START EXCERPTED RECORDS

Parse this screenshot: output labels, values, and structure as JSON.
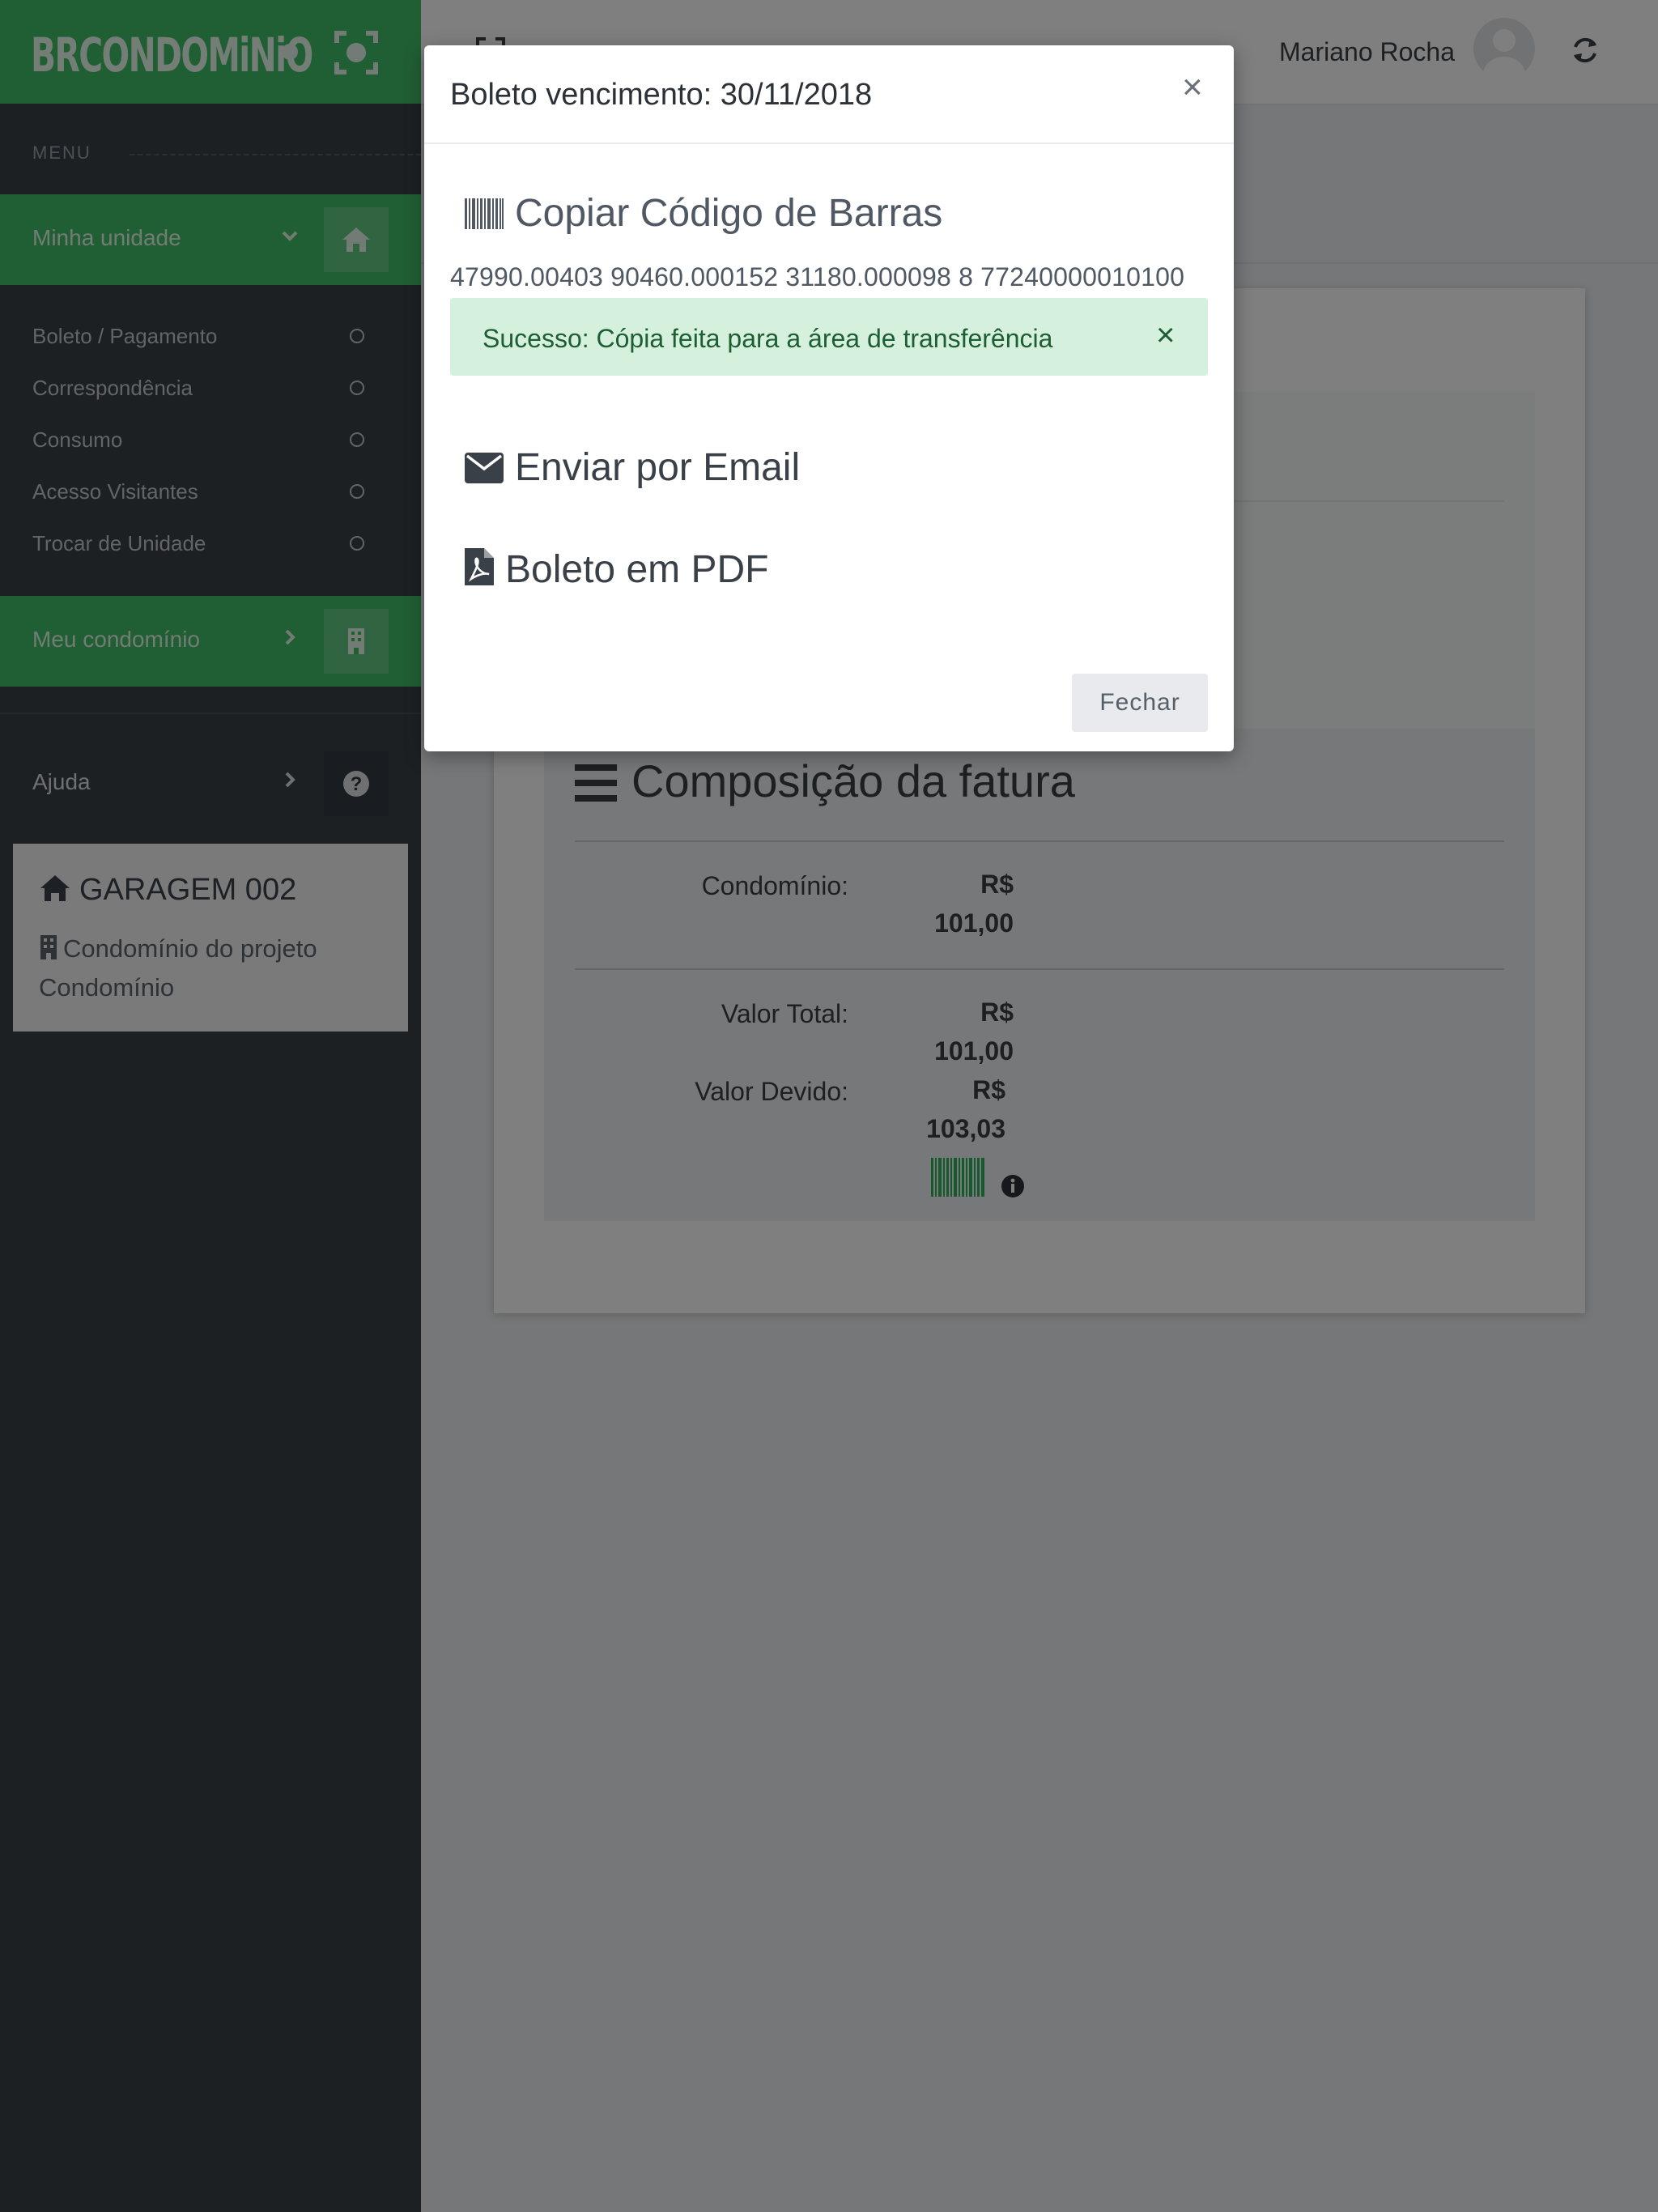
{
  "sidebar": {
    "logo": "BRCONDOMiNiO",
    "menu_label": "MENU",
    "group_unit": {
      "label": "Minha unidade",
      "icon": "home-icon"
    },
    "unit_items": [
      {
        "label": "Boleto / Pagamento"
      },
      {
        "label": "Correspondência"
      },
      {
        "label": "Consumo"
      },
      {
        "label": "Acesso Visitantes"
      },
      {
        "label": "Trocar de Unidade"
      }
    ],
    "group_condo": {
      "label": "Meu condomínio",
      "icon": "building-icon"
    },
    "help": {
      "label": "Ajuda",
      "icon": "question-icon"
    },
    "unit_card": {
      "title": "GARAGEM 002",
      "subtitle": "Condomínio do projeto Condomínio"
    }
  },
  "topbar": {
    "user_name": "Mariano Rocha"
  },
  "invoice": {
    "composition_title": "Composição da fatura",
    "rows": [
      {
        "label": "Condomínio:",
        "value": "R$ 101,00"
      },
      {
        "label": "Valor Total:",
        "value": "R$ 101,00"
      },
      {
        "label": "Valor Devido:",
        "value": "R$ 103,03"
      }
    ]
  },
  "modal": {
    "title": "Boleto vencimento: 30/11/2018",
    "close_symbol": "×",
    "copy_title": "Copiar Código de Barras",
    "barcode_number": "47990.00403 90460.000152 31180.000098 8 77240000010100",
    "alert_text": "Sucesso: Cópia feita para a área de transferência",
    "alert_close": "×",
    "email_title": "Enviar por Email",
    "pdf_title": "Boleto em PDF",
    "close_button": "Fechar"
  },
  "colors": {
    "brand_green": "#41bf68",
    "sidebar_dark": "#3a4047",
    "alert_bg": "#d5f0dd",
    "alert_text": "#1d5e34"
  }
}
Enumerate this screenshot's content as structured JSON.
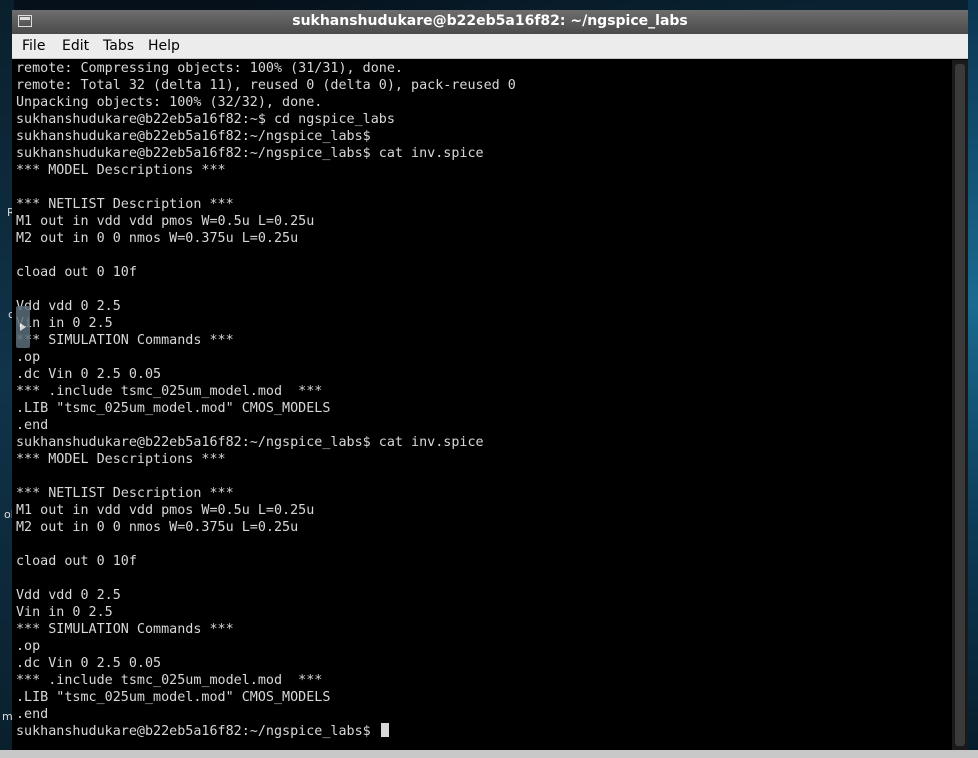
{
  "window": {
    "title": "sukhanshudukare@b22eb5a16f82: ~/ngspice_labs"
  },
  "menubar": {
    "items": [
      "File",
      "Edit",
      "Tabs",
      "Help"
    ]
  },
  "desktop_labels": [
    "R",
    "c",
    "ol",
    "m"
  ],
  "terminal": {
    "lines": [
      "remote: Compressing objects: 100% (31/31), done.",
      "remote: Total 32 (delta 11), reused 0 (delta 0), pack-reused 0",
      "Unpacking objects: 100% (32/32), done.",
      "sukhanshudukare@b22eb5a16f82:~$ cd ngspice_labs",
      "sukhanshudukare@b22eb5a16f82:~/ngspice_labs$",
      "sukhanshudukare@b22eb5a16f82:~/ngspice_labs$ cat inv.spice",
      "*** MODEL Descriptions ***",
      "",
      "*** NETLIST Description ***",
      "M1 out in vdd vdd pmos W=0.5u L=0.25u",
      "M2 out in 0 0 nmos W=0.375u L=0.25u",
      "",
      "cload out 0 10f",
      "",
      "Vdd vdd 0 2.5",
      "Vin in 0 2.5",
      "*** SIMULATION Commands ***",
      ".op",
      ".dc Vin 0 2.5 0.05",
      "*** .include tsmc_025um_model.mod  ***",
      ".LIB \"tsmc_025um_model.mod\" CMOS_MODELS",
      ".end",
      "sukhanshudukare@b22eb5a16f82:~/ngspice_labs$ cat inv.spice",
      "*** MODEL Descriptions ***",
      "",
      "*** NETLIST Description ***",
      "M1 out in vdd vdd pmos W=0.5u L=0.25u",
      "M2 out in 0 0 nmos W=0.375u L=0.25u",
      "",
      "cload out 0 10f",
      "",
      "Vdd vdd 0 2.5",
      "Vin in 0 2.5",
      "*** SIMULATION Commands ***",
      ".op",
      ".dc Vin 0 2.5 0.05",
      "*** .include tsmc_025um_model.mod  ***",
      ".LIB \"tsmc_025um_model.mod\" CMOS_MODELS",
      ".end"
    ],
    "prompt": "sukhanshudukare@b22eb5a16f82:~/ngspice_labs$ "
  },
  "colors": {
    "terminal_bg": "#000000",
    "terminal_fg": "#d8d8d8",
    "titlebar": "#5a5a5a",
    "menubar": "#ececec"
  },
  "icons": [
    "window-menu-icon",
    "cursor-block-icon",
    "side-panel-handle-icon"
  ]
}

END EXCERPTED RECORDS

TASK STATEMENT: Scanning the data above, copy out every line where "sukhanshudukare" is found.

EXERCISE RESULT:
    "title": "sukhanshudukare@b22eb5a16f82: ~/ngspice_labs"
      "sukhanshudukare@b22eb5a16f82:~$ cd ngspice_labs",
      "sukhanshudukare@b22eb5a16f82:~/ngspice_labs$",
      "sukhanshudukare@b22eb5a16f82:~/ngspice_labs$ cat inv.spice",
      "sukhanshudukare@b22eb5a16f82:~/ngspice_labs$ cat inv.spice",
    "prompt": "sukhanshudukare@b22eb5a16f82:~/ngspice_labs$ "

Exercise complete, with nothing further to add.